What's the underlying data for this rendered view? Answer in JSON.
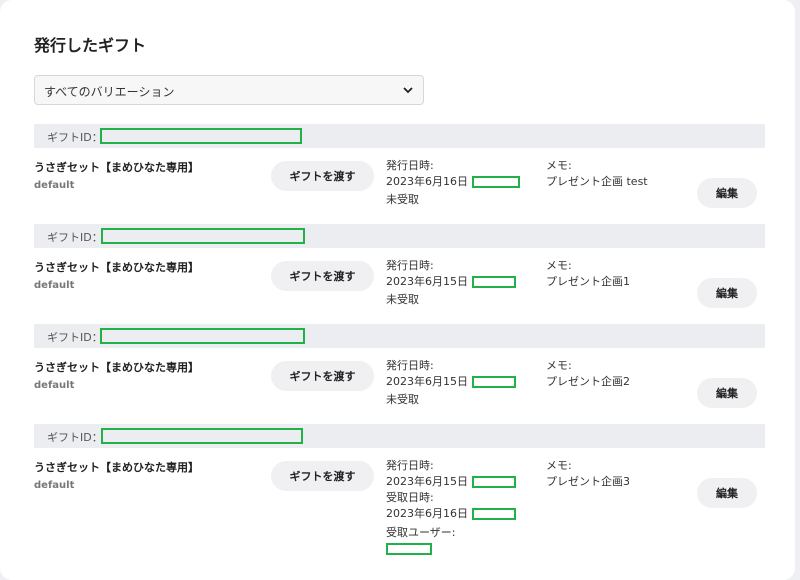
{
  "page": {
    "title": "発行したギフト"
  },
  "filter": {
    "selected": "すべてのバリエーション"
  },
  "labels": {
    "gift_id": "ギフトID：",
    "issued": "発行日時:",
    "received": "受取日時:",
    "receiver": "受取ユーザー:",
    "memo": "メモ:",
    "pass_button": "ギフトを渡す",
    "edit_button": "編集"
  },
  "colors": {
    "redaction": "#22b04a",
    "id_bar": "#ebedf0",
    "button_bg": "#f0f0f2"
  },
  "gifts": [
    {
      "product": "うさぎセット【まめひなた専用】",
      "variant": "default",
      "issued_date": "2023年6月16日",
      "status": "未受取",
      "memo": "プレゼント企画 test"
    },
    {
      "product": "うさぎセット【まめひなた専用】",
      "variant": "default",
      "issued_date": "2023年6月15日",
      "status": "未受取",
      "memo": "プレゼント企画1"
    },
    {
      "product": "うさぎセット【まめひなた専用】",
      "variant": "default",
      "issued_date": "2023年6月15日",
      "status": "未受取",
      "memo": "プレゼント企画2"
    },
    {
      "product": "うさぎセット【まめひなた専用】",
      "variant": "default",
      "issued_date": "2023年6月15日",
      "received_date": "2023年6月16日",
      "memo": "プレゼント企画3"
    }
  ]
}
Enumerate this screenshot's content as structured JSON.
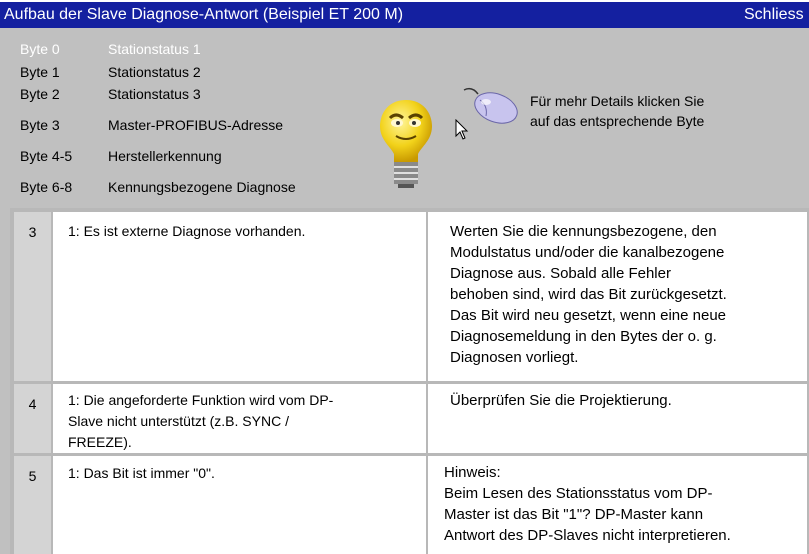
{
  "window": {
    "title": "Aufbau der Slave Diagnose-Antwort (Beispiel ET 200 M)",
    "close_label": "Schliess"
  },
  "bytes": [
    {
      "num": "Byte 0",
      "label": "Stationstatus 1"
    },
    {
      "num": "Byte 1",
      "label": "Stationstatus 2"
    },
    {
      "num": "Byte 2",
      "label": "Stationstatus 3"
    },
    {
      "num": "Byte 3",
      "label": "Master-PROFIBUS-Adresse"
    },
    {
      "num": "Byte 4-5",
      "label": "Herstellerkennung"
    },
    {
      "num": "Byte 6-8",
      "label": "Kennungsbezogene Diagnose"
    }
  ],
  "hint": {
    "line1": "Für mehr Details klicken Sie",
    "line2": "auf das entsprechende Byte"
  },
  "icons": {
    "bulb": "lightbulb-face-icon",
    "mouse": "computer-mouse-icon",
    "cursor": "arrow-cursor-icon"
  },
  "rows": [
    {
      "bit": "3",
      "meaning": "1: Es ist externe Diagnose vorhanden.",
      "remedy": "Werten Sie die kennungsbezogene, den\n   Modulstatus und/oder die kanalbezogene\n   Diagnose aus. Sobald alle Fehler\n   behoben sind, wird das Bit  zurückgesetzt.\n   Das Bit wird neu gesetzt, wenn eine neue\n   Diagnosemeldung in den Bytes der o. g.\n   Diagnosen vorliegt."
    },
    {
      "bit": "4",
      "meaning": "1: Die angeforderte Funktion wird vom DP-\n   Slave nicht unterstützt (z.B. SYNC /\n   FREEZE).",
      "remedy": "Überprüfen Sie die Projektierung."
    },
    {
      "bit": "5",
      "meaning": "1: Das Bit ist immer \"0\".",
      "remedy": "Hinweis:\nBeim Lesen des Stationsstatus vom DP-\nMaster ist das Bit \"1\"? DP-Master kann\nAntwort des DP-Slaves nicht interpretieren."
    }
  ],
  "colors": {
    "titlebar": "#1420a0",
    "background": "#c0c0c0",
    "active_item": "#ffffff"
  }
}
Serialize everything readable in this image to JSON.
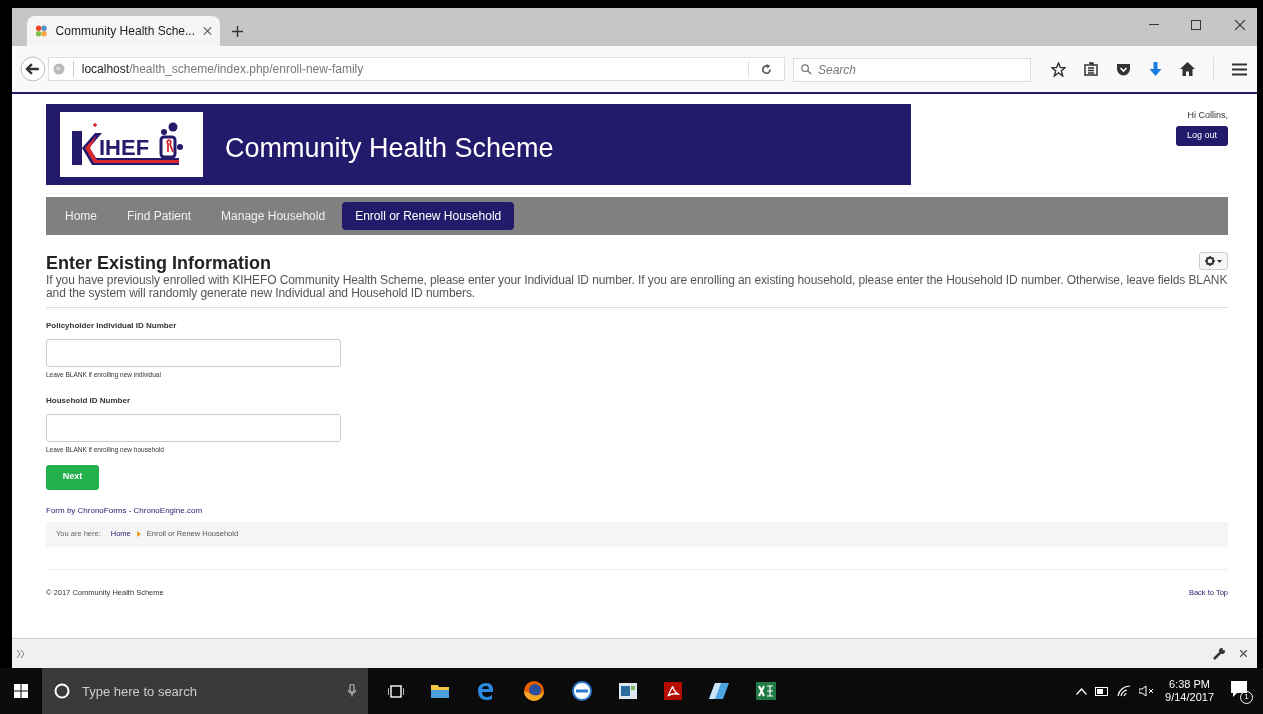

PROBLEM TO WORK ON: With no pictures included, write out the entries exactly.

RESPONSE FOR THIS EXERCISE:
What's the underlying data for this rendered view? Answer in JSON.
{
  "page": {
    "title": "発行したギフト"
  },
  "filter": {
    "selected": "すべてのバリエーション"
  },
  "labels": {
    "gift_id": "ギフトID：",
    "issued": "発行日時:",
    "received": "受取日時:",
    "receiver": "受取ユーザー:",
    "memo": "メモ:",
    "pass_button": "ギフトを渡す",
    "edit_button": "編集"
  },
  "colors": {
    "redaction": "#22b04a",
    "id_bar": "#ebedf0",
    "button_bg": "#f0f0f2"
  },
  "gifts": [
    {
      "product": "うさぎセット【まめひなた専用】",
      "variant": "default",
      "issued_date": "2023年6月16日",
      "status": "未受取",
      "memo": "プレゼント企画 test"
    },
    {
      "product": "うさぎセット【まめひなた専用】",
      "variant": "default",
      "issued_date": "2023年6月15日",
      "status": "未受取",
      "memo": "プレゼント企画1"
    },
    {
      "product": "うさぎセット【まめひなた専用】",
      "variant": "default",
      "issued_date": "2023年6月15日",
      "status": "未受取",
      "memo": "プレゼント企画2"
    },
    {
      "product": "うさぎセット【まめひなた専用】",
      "variant": "default",
      "issued_date": "2023年6月15日",
      "received_date": "2023年6月16日",
      "memo": "プレゼント企画3"
    }
  ]
}
Enumerate this screenshot's content as structured JSON.
{
  "window": {
    "title": "Aufbau der Slave Diagnose-Antwort (Beispiel ET 200 M)",
    "close_label": "Schliess"
  },
  "bytes": [
    {
      "num": "Byte 0",
      "label": "Stationstatus 1"
    },
    {
      "num": "Byte 1",
      "label": "Stationstatus 2"
    },
    {
      "num": "Byte 2",
      "label": "Stationstatus 3"
    },
    {
      "num": "Byte 3",
      "label": "Master-PROFIBUS-Adresse"
    },
    {
      "num": "Byte 4-5",
      "label": "Herstellerkennung"
    },
    {
      "num": "Byte 6-8",
      "label": "Kennungsbezogene Diagnose"
    }
  ],
  "hint": {
    "line1": "Für mehr Details klicken Sie",
    "line2": "auf das entsprechende Byte"
  },
  "icons": {
    "bulb": "lightbulb-face-icon",
    "mouse": "computer-mouse-icon",
    "cursor": "arrow-cursor-icon"
  },
  "rows": [
    {
      "bit": "3",
      "meaning": "1: Es ist externe Diagnose vorhanden.",
      "remedy": "Werten Sie die kennungsbezogene, den\n   Modulstatus und/oder die kanalbezogene\n   Diagnose aus. Sobald alle Fehler\n   behoben sind, wird das Bit  zurückgesetzt.\n   Das Bit wird neu gesetzt, wenn eine neue\n   Diagnosemeldung in den Bytes der o. g.\n   Diagnosen vorliegt."
    },
    {
      "bit": "4",
      "meaning": "1: Die angeforderte Funktion wird vom DP-\n   Slave nicht unterstützt (z.B. SYNC /\n   FREEZE).",
      "remedy": "Überprüfen Sie die Projektierung."
    },
    {
      "bit": "5",
      "meaning": "1: Das Bit ist immer \"0\".",
      "remedy": "Hinweis:\nBeim Lesen des Stationsstatus vom DP-\nMaster ist das Bit \"1\"? DP-Master kann\nAntwort des DP-Slaves nicht interpretieren."
    }
  ],
  "colors": {
    "titlebar": "#1420a0",
    "background": "#c0c0c0",
    "active_item": "#ffffff"
  }
}
Serialize everything readable in this image to JSON.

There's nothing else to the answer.